Nature. Country. Connections. Roots. Family.
These are words that make my heart swell. These words are likely the reason why I'm so darned happy living in a place I never, ever thought I'd come back to.
Sure, Irish Grove was a nice place and all. But as I was growing up, I found it too small town, too Midwestern, and just too 'ho-hum' for a girl like me. I was going to change the world, you know....and the world I was to be a'changin wasn't Irish Grove, for Lord's sake. I was going to change the world out there, whether that meant out West, Alaska, or some third-world country. I had big dreams. Bigger dreams than could fit in Irish Grove.
As a highschooler, I was one of those rare kids that actually knew what she wanted to do. I loved animals, I loved the rural countryside, I loved wilderness, nature, wide open spaces and the way my heart would soar when in the presence of a beautiful rural landscape. So I knew I wanted to go to college to become a Wildlife Biologist, and that as a wildlife biologist I was going to change the world. What an idea! As a wildlife biologist, I could spend every waking moment outside in a natural setting and get paid for it! Who cares if it doesn't pay well, or if there are no National Parks close to home? Close to home wasn't where it was at, anyways. I was going global, remember? Yeah, I was focused, determined, young. I went to UW-Madison, and I became a Wildlife Biologist. No second thoughts. Full steam ahead.
Next I joined the Peace Corps to gain experience in wildlife biology and because I wanted to help the poor in a developing nation. (OK, and maybe for the adventure of it.) But mostly I joined the Peace Corps because I had always dreamed of going to Africa to work on the great savannas, and the Peace Corps was the fastest, most effective way to get there. Africa was where its at for a wildlife biologist like myself. Africa was the the big kahuna. The be all, end all. Africa was my destiny, and I was going for it. I filled out my application, requested Africa as my first choice for location, and didn't bother filling in my second and third choices. In my mind, there was no other choice.
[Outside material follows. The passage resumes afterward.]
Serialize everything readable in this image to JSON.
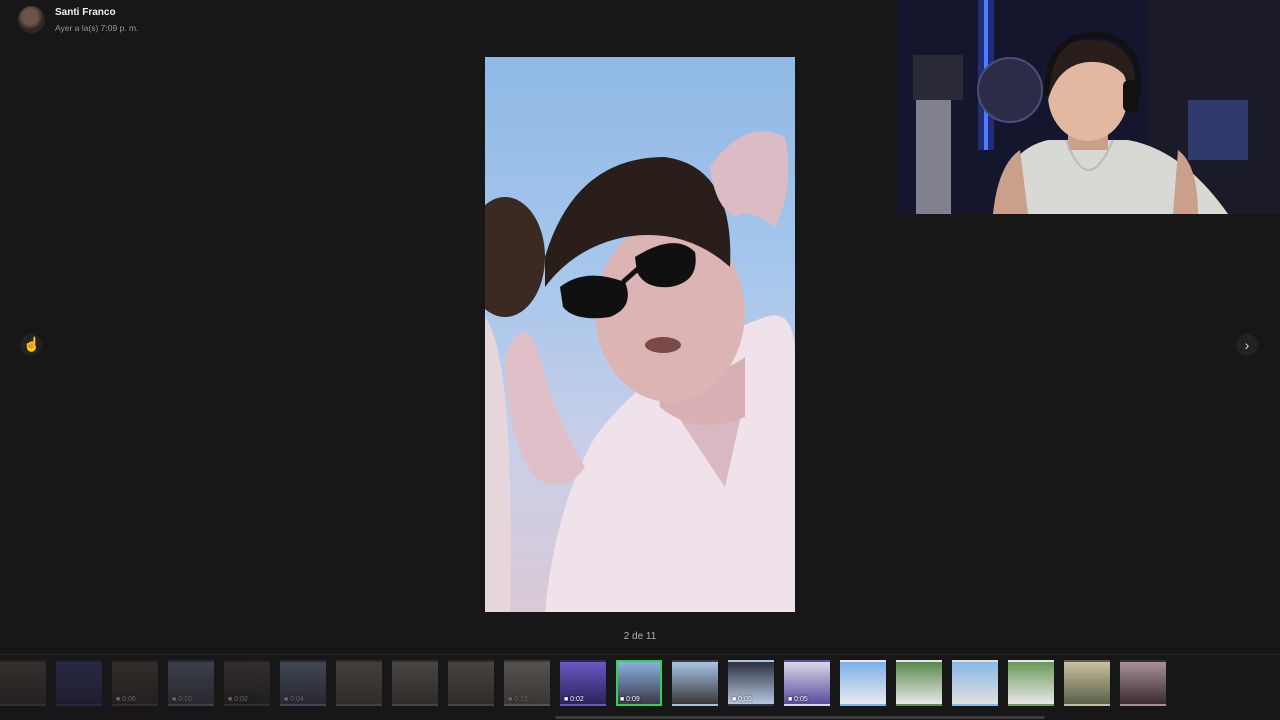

But you know, those darned Peace Corps people had different ideas, and they valued my Spanish experience--which was nothing to write home about, let me tell you--over my wildlife biology degree. How dare they? How dare they derail my dreams, my life's pursuits, my ambition to be a Wildlife Biologist and to take the continent of Africa by storm?
They plainly didn't care. They thought it was much more important for me to be able to communicate with my host country's people....p'shaw. And they thought it was better to send someone with an agricultural background (a very questionable agricultural background) to agricultural lands instead of vast savannas and grand deserts. The nerve!
But the biggest kicker was that they weren't even sending me to work in wildlife biology! I was going to Panama--hardly the exciting, exotic African nation I had hoped for--and I was going to work in Environmental Education.
"Umm, excuse me but I couldn't hear you very well. Did you say Panama? Panama, like in Noriega? And, umm, please forgive me once again, but did I hear the word Education? Education meaning like a teacher, with a classroom, stuck in a building, with a bunch of kids? Ah, yes, of course.... Environmental Education volunteer in Panama. Wonderful, yes that's perfect. Now will you please excuse me while I go cry myself a river?"
My disappointment only added to the building anxiety (aka FEAR) I was experiencing as my departure grew closer. I literally felt like I was jumping off a cliff into the unknown. Where I would land, or how I would land, or if I would land, even, was a mystery. At this point I wasn't only leaving behind everything and everyone I knew and loved, I was going to a place I didn't really want to go to, and I was going to work in a position I most positively did not want to work in. Where were my open spaces? My wilderness? How could I realize my dream of being a wildlife biologist as an environmental education volunteer in Panama?
Yes, Panama is exactly where things started getting off track.